16-bit vs. 24 bit

Discussion in 'Recording Gear and Equipment [BG]' started by bassmusic808, Jul 8, 2003.

  1. Hello all. I was considering the purchase of a digital workstation. I notice that some record at 16 or 24 bit. I was wonder if the quality difference is really noticable..?

    Also, there are some that record at 16 and mix down to 24. How are the quality on these conversions?

    Any input would be greatly appreciated!

  2. JMX

    JMX Vorsprung durch Technik

    Sep 4, 2000
    Cologne, Germany
    24 bit is useful when you use a lot of digital effects - but only if the effects are done in 24 bit.
    It's like when you do a calculation, when you use more digits behind the comma, it's getting more precise. In audio this means less artefacts and quantization noise.
    The drawback is that 24 bit files are bigger than 16 bit.

    Resampling is always a compromise, you should avoid it. IME it's better to downsample from 24 to 16 than vice versa.

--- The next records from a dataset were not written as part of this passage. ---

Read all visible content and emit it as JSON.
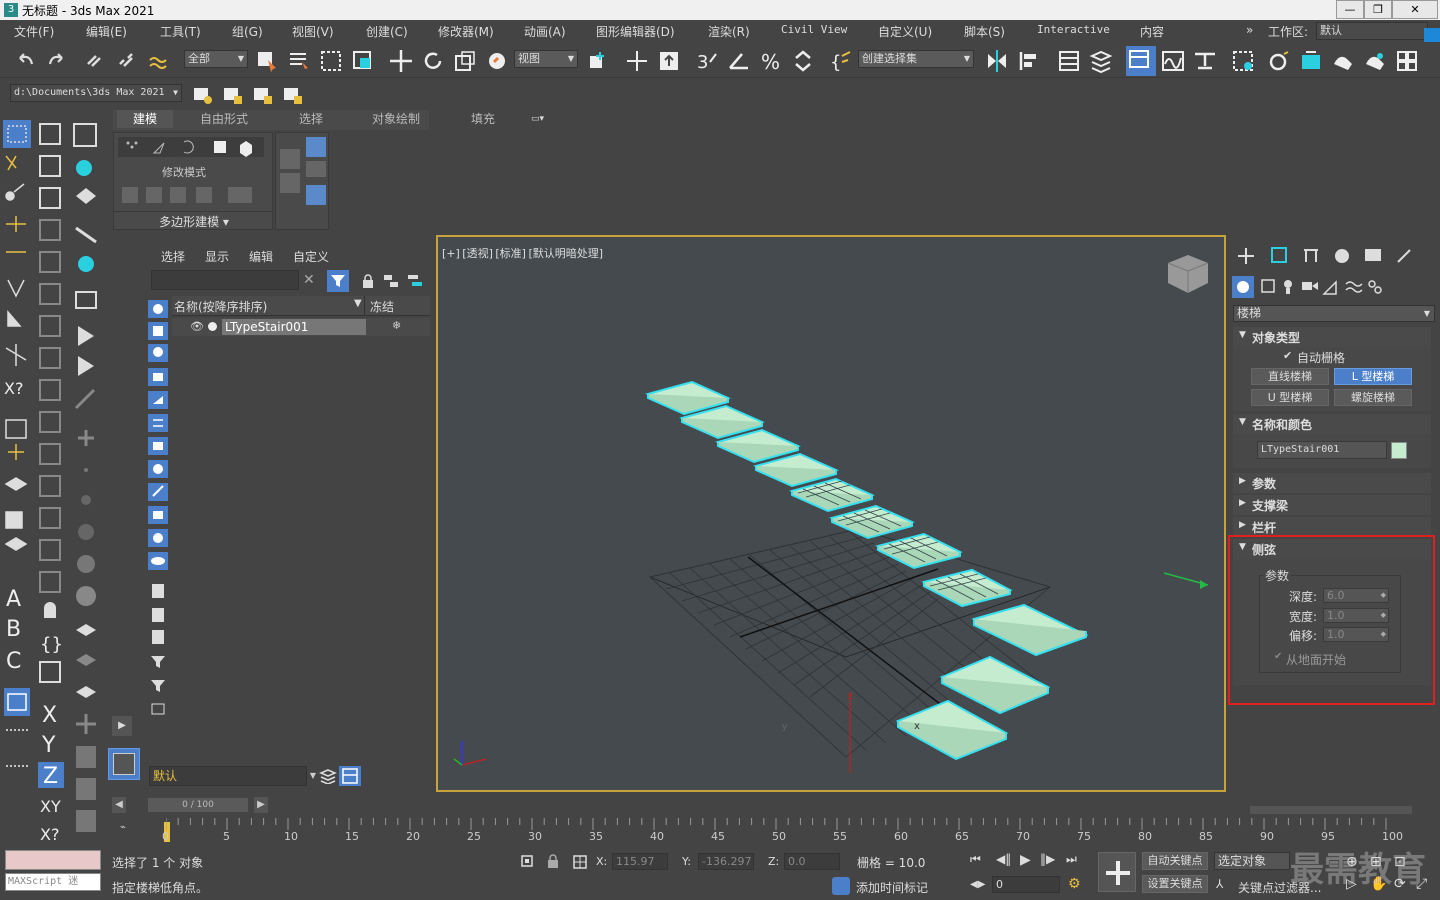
{
  "window": {
    "title": "无标题 - 3ds Max 2021",
    "logo": "3",
    "min": "—",
    "max": "❐",
    "close": "✕"
  },
  "menu": [
    "文件(F)",
    "编辑(E)",
    "工具(T)",
    "组(G)",
    "视图(V)",
    "创建(C)",
    "修改器(M)",
    "动画(A)",
    "图形编辑器(D)",
    "渲染(R)",
    "Civil View",
    "自定义(U)",
    "脚本(S)",
    "Interactive",
    "内容"
  ],
  "workspace": {
    "label": "工作区:",
    "value": "默认",
    "chev": "»"
  },
  "toolbar": {
    "filter": "全部",
    "refcoord": "视图",
    "selset": "创建选择集"
  },
  "path": "d:\\Documents\\3ds Max 2021",
  "ribbon": {
    "tabs": [
      "建模",
      "自由形式",
      "选择",
      "对象绘制",
      "填充"
    ],
    "mode_label": "修改模式",
    "poly_label": "多边形建模"
  },
  "explorer": {
    "tabs": [
      "选择",
      "显示",
      "编辑",
      "自定义"
    ],
    "col_name": "名称(按降序排序)",
    "col_freeze": "冻结",
    "items": [
      {
        "name": "LTypeStair001"
      }
    ],
    "layer": "默认"
  },
  "viewport": {
    "label": "[+] [透视] [标准] [默认明暗处理]",
    "axis_x": "x",
    "axis_y": "y",
    "axis_z": "z"
  },
  "panel": {
    "category": "楼梯",
    "object_type": {
      "title": "对象类型",
      "autogrid": "自动栅格",
      "buttons": [
        "直线楼梯",
        "L 型楼梯",
        "U 型楼梯",
        "螺旋楼梯"
      ],
      "active": 1
    },
    "name_color": {
      "title": "名称和颜色",
      "name": "LTypeStair001",
      "color": "#c6ecd0"
    },
    "rollouts": [
      "参数",
      "支撑梁",
      "栏杆"
    ],
    "stringers": {
      "title": "侧弦",
      "group": "参数",
      "fields": [
        {
          "label": "深度:",
          "value": "6.0"
        },
        {
          "label": "宽度:",
          "value": "1.0"
        },
        {
          "label": "偏移:",
          "value": "1.0"
        }
      ],
      "from_floor": "从地面开始"
    }
  },
  "timeline": {
    "range": "0 / 100",
    "ticks": [
      "0",
      "5",
      "10",
      "15",
      "20",
      "25",
      "30",
      "35",
      "40",
      "45",
      "50",
      "55",
      "60",
      "65",
      "70",
      "75",
      "80",
      "85",
      "90",
      "95",
      "100"
    ]
  },
  "status": {
    "selected": "选择了 1 个 对象",
    "prompt": "指定楼梯低角点。",
    "x_label": "X:",
    "x": "115.97",
    "y_label": "Y:",
    "y": "-136.297",
    "z_label": "Z:",
    "z": "0.0",
    "grid": "栅格 = 10.0",
    "add_time_tag": "添加时间标记",
    "frame": "0",
    "auto_key": "自动关键点",
    "set_key": "设置关键点",
    "selected_obj": "选定对象",
    "key_filter": "关键点过滤器...",
    "maxscript": "MAXScript 迷"
  },
  "watermark": "最需教育",
  "colors": {
    "accent": "#4c7fc9",
    "highlight_box": "#e02020",
    "viewport_border": "#c8a23a",
    "stair_fill": "#c6ecd0",
    "stair_edge": "#36e0ef"
  }
}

    You will resample to 16 bit when you burn a audio cd, so you can keep it 16 bit all the way when you don't use any 24 bit digital effects.

    Also, even if some machines claim to be 24 bit, they may only be 24 or even 18 bit - and AD/DA converter quality be still differ anyway. Some highend 16 bit converters will be better than mid- or low end 24 bit ones.
  3. Thanks for the info. So, all CD's are made at the 16-bit level??

    I pretty new to digital recording. I've narrowed down the workstations I want to get to 3:

    Yamaha AW16G
    Korg 1200CD
    Korg 1600V40

    I want something that can record at least 4 tracks at a time. I've seen various reviews on Harmony Central, but it's really hard to tell which one is any good!
  4. moley


    Sep 5, 2002
    Hampshire, UK
    Yes, CDs are always 16-bit 44.1kHz. Normal CDs, anyway. I don't know what SACDs are.

    Might I suggest you look into the Roland VS series...


    I don't know about prices, or what your budget is, but maybe the 1824 would be good for you?

    I use a Roland VS recorder (the VS-2480CD) and I love it.

    In regards to the difference in quality between 16 and 24 bit... Well, some people will tell you it's a huge difference, and that they can't live without their 24-bit 96kHz blah blah blah. And some will tell you that it makes little difference.

    I'll just say that great sounding recordings have been made at 16-bit.

    24-bit is better, from a technical point of view, it gives you a lower noise floor which means more dynamic range. It is of more benefit to you perhaps when you're using a lot of digital effects, like JMX says.

    CDs are 16-bit, so in order to produce a CD, you will have to dither down to 16-bit - even so, you do still gain quality by doing the recording and mixing at 24-bit. It's about cumulative errors, you see. The lower resolution you use for all intermediate calculations (i.e. any processing done during mixing, including effects, EQ etc), the greater the accumulative error. So if you record and mix at 24-bit resolution, you still get better accuracy even when you downsample to 16-bits.

    As to whether that accuracy is important or not - well, you have to decide.
  5. Hey. Thanks for all the info. You've definately helped in my deceiding process. There are just so many factors to consider and its not like buying a new set of strings! These things are expensive!

    I'll hopefully be able to take a look at a few of them this weekend. Thanks again!